Now, if you’re one of those people who is going to say “What in the world are you doing letting your kid sleep with you?” let me just say that you can save your breath or text trying to change my mind on this point. We researched it thoroughly, and my husband and I made a conscious decision to let our son start co-sleeping with us when he was little.

We read all the advice from every major theorist and child psychologist out there and settled on this point—we wanted to get some sleep. Also, we believe in the health and bonding benefits of co-sleeping—but mainly we wanted to get some sleep. But, if you’re a new parent and interested in some of the research on the benefits of a family bed, please message me.

Anyway, a few weeks ago, our youngest made the big move to his own room and his own bed. The first night was hard for me, and I cried a lot. But, by the second night, I was like “Oh, this space is lovely.” “Oh, it’s nice not to be kicked in the back.” And, “oh, I love getting to keep the covers on me.”

However, much like his mama, our youngest is afraid of the dark and has a vivid imagination, so I have decided to make him a “good dream” quilt to keep him safe. It will be complete with a shied of love from mama on it. This is definitely a quilt emergency, right?

This is a picture of the plans I sketched out under my son’s direction. It’s all wrinkly from carrying it around at the fabric store.

Quilt Plans
This is my sketch based on my son’s directions. I have poor drawing skills, but, hopefully, this quilt will turn out well.

So, inside the dream tree in the middle, I told my youngest we could put all the things that make him feel happy and safe. Here’s what he chose:

  1. a Pi symbol
  2. a basketball
  3. a present with a red bow
  4. a pink heart that represents mom and dad’s “love shield” as he calls it
  5. a Pac Man
  6. a Minecraft block
  7. and a green canoe (something our family has wanted for a long time)

It all sounds great, right? I’m so excited just writing about it.
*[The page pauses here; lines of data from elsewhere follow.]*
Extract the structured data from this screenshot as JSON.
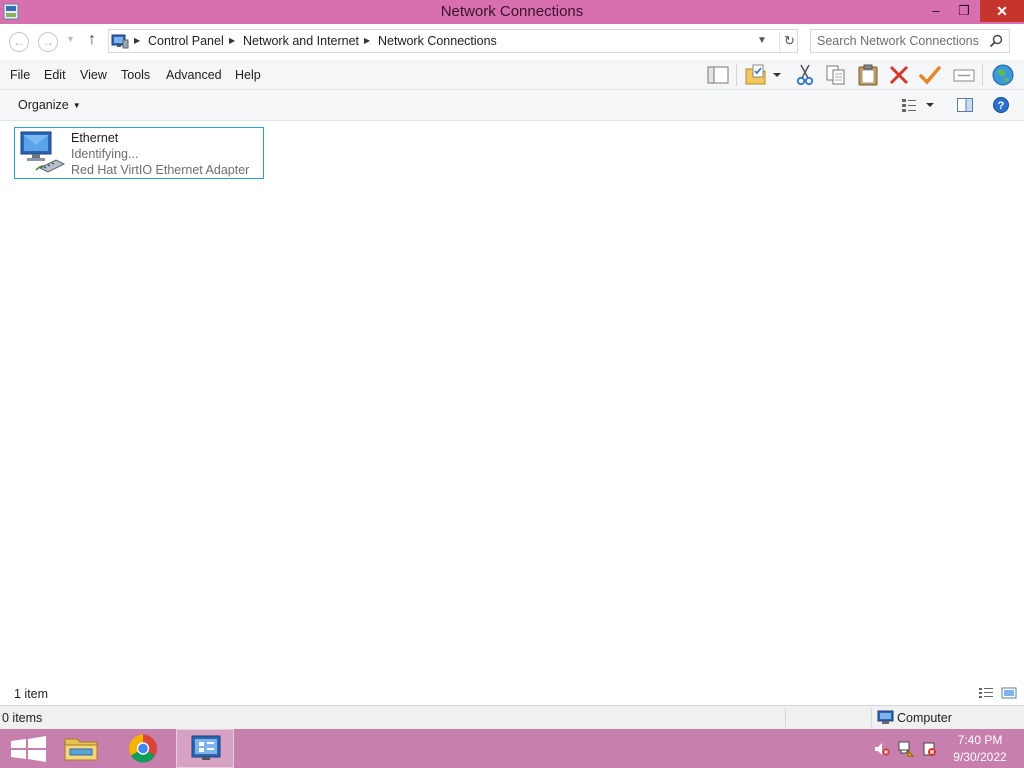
{
  "window": {
    "title": "Network Connections",
    "minimize_glyph": "–",
    "restore_glyph": "❐",
    "close_glyph": "✕"
  },
  "nav": {
    "back_glyph": "←",
    "forward_glyph": "→",
    "recent_glyph": "▼",
    "up_glyph": "↑",
    "refresh_glyph": "↻",
    "address_drop_glyph": "▼"
  },
  "breadcrumb": [
    "Control Panel",
    "Network and Internet",
    "Network Connections"
  ],
  "search": {
    "placeholder": "Search Network Connections"
  },
  "menu": [
    "File",
    "Edit",
    "View",
    "Tools",
    "Advanced",
    "Help"
  ],
  "toolbar_icons": [
    "layout-pane-icon",
    "folder-check-icon",
    "cut-icon",
    "copy-icon",
    "paste-icon",
    "delete-icon",
    "properties-check-icon",
    "rename-icon",
    "internet-globe-icon"
  ],
  "command": {
    "organize": "Organize",
    "caret": "▼"
  },
  "connection": {
    "name": "Ethernet",
    "status": "Identifying...",
    "device": "Red Hat VirtIO Ethernet Adapter"
  },
  "item_count": "1 item",
  "status_bar": {
    "items": "0 items",
    "location": "Computer"
  },
  "taskbar": {
    "apps": [
      "start-icon",
      "file-explorer-icon",
      "chrome-icon",
      "network-connections-icon"
    ]
  },
  "tray": {
    "icons": [
      "volume-muted-icon",
      "network-error-icon",
      "action-center-error-icon"
    ]
  },
  "clock": {
    "time": "7:40 PM",
    "date": "9/30/2022"
  },
  "colors": {
    "titlebar": "#d870b0",
    "taskbar": "#c77fae",
    "close": "#c6352b",
    "selection_border": "#26a0da"
  }
}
The problem is I barely have time to work on it. In all of my efforts to simplify, I still struggle to get everything done at the end of the day, and I am even, realistically, always a little behind. I still work at least a half day every day, and that includes weekends, and with homeschooling, cooking, planting the giant vegetable garden, and helping to care for the animals, I run out of time at the end of every day. Of course, right now things seem to be worse because the animals are little and the garden planting is a slow, tough process when you’re tilling with a shovel, and there’s just no way to plant carrots quickly. Those seeds are a tiny nightmare!
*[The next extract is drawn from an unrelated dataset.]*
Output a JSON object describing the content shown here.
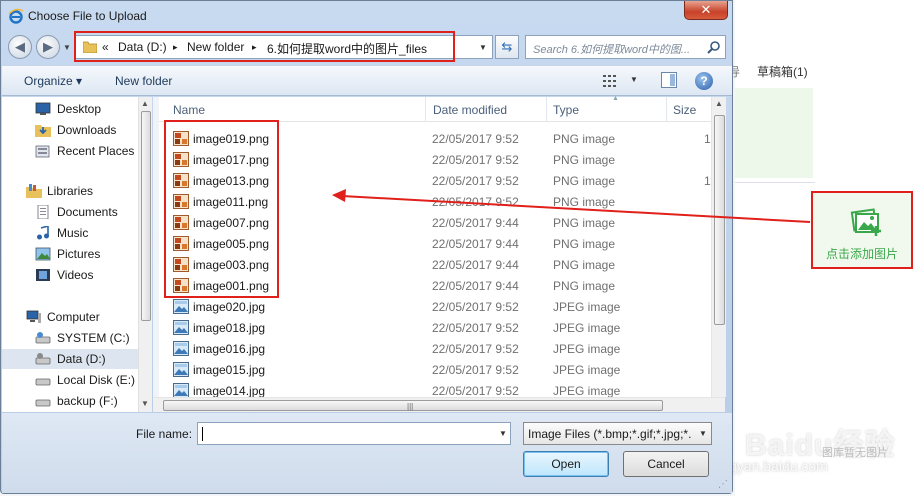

So I’m determined to make the time. It turns out that, in my efforts to be more of a maker, one of the things I’m going to have to learn how to make is time. Quitting my full-time job helped, but I’m still partially immersed in the academic world, and sometimes, the push and pull between that world and our little hobby farm leaves me with so little time at the end of the day.
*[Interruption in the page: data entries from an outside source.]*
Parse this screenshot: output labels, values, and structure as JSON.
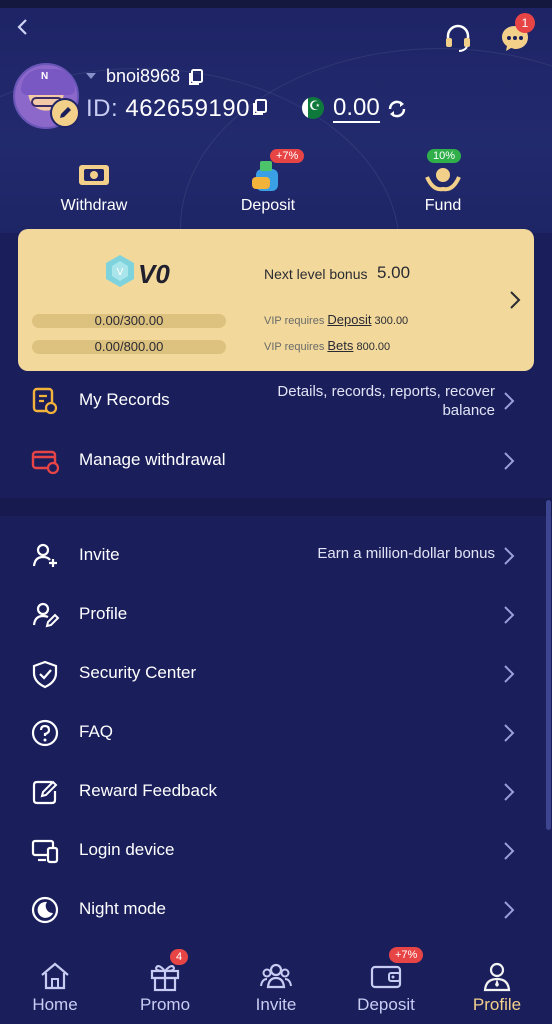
{
  "header": {
    "username": "bnoi8968",
    "id_label": "ID:",
    "id_value": "462659190",
    "balance": "0.00",
    "message_count": "1"
  },
  "quick_actions": [
    {
      "label": "Withdraw",
      "icon": "ticket-icon"
    },
    {
      "label": "Deposit",
      "icon": "money-bag-icon",
      "badge": "+7%"
    },
    {
      "label": "Fund",
      "icon": "hands-coin-icon",
      "badge": "10%"
    }
  ],
  "vip": {
    "level": "V0",
    "next_label": "Next level bonus",
    "next_value": "5.00",
    "deposit_progress": "0.00/300.00",
    "bets_progress": "0.00/800.00",
    "requires_label": "VIP requires",
    "deposit_link": "Deposit",
    "deposit_amount": "300.00",
    "bets_link": "Bets",
    "bets_amount": "800.00"
  },
  "section1": [
    {
      "label": "My Records",
      "hint_line1": "Details, records, reports, recover",
      "hint_line2": "balance",
      "icon": "records-icon"
    },
    {
      "label": "Manage withdrawal",
      "icon": "card-gear-icon"
    }
  ],
  "section2": [
    {
      "label": "Invite",
      "hint": "Earn a million-dollar bonus",
      "icon": "invite-user-icon"
    },
    {
      "label": "Profile",
      "icon": "profile-edit-icon"
    },
    {
      "label": "Security Center",
      "icon": "shield-check-icon"
    },
    {
      "label": "FAQ",
      "icon": "question-circle-icon"
    },
    {
      "label": "Reward Feedback",
      "icon": "feedback-edit-icon"
    },
    {
      "label": "Login device",
      "icon": "devices-icon"
    },
    {
      "label": "Night mode",
      "icon": "moon-icon"
    }
  ],
  "bottom_nav": [
    {
      "label": "Home",
      "icon": "home-icon"
    },
    {
      "label": "Promo",
      "icon": "gift-icon",
      "badge": "4"
    },
    {
      "label": "Invite",
      "icon": "group-icon"
    },
    {
      "label": "Deposit",
      "icon": "wallet-icon",
      "badge": "+7%"
    },
    {
      "label": "Profile",
      "icon": "person-icon",
      "active": true
    }
  ],
  "colors": {
    "background": "#1a1f5c",
    "vip_card": "#f2d99b",
    "accent_gold": "#f3d08a",
    "badge_red": "#e74545"
  }
}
But this quilt is important to me because I think it will be important to my little boy. When my oldest son was little, there was one Christmas (my first year of teaching full-time) that I couldn’t afford Christmas presents for him. I made him a star and moon quilt, and he still has it—and seems to really care about it. For his high school graduation, I made him a second quilt because, of course, high school graduations are important. He sleeps under it every night.

Now, it’s my youngest son’s turn. This dream quilt is important, and I am determined to make this quilt for him. It feels representative of my efforts to simplify, make, and find out what’s important. It’s not easy, but it’s what I want. I have my fabric selected. This weekend, I will get this going.

Quilt Fabric
I love these colors. I think this is going to be beautiful!

I think the lesson here is that it’s going to be hard for all of us to find balance in our lives. We all have so much going on with work and family and about a million other things we must balance. But I’ve learned that you have to set your goals about what’s important to you and then just take the time—or make the time—if you want to be a maker like I do and still have time to enjoy yourself and your family along the way. Life’s just going to pass us by otherwise, I think.

I’ll keep you posted on the quilt…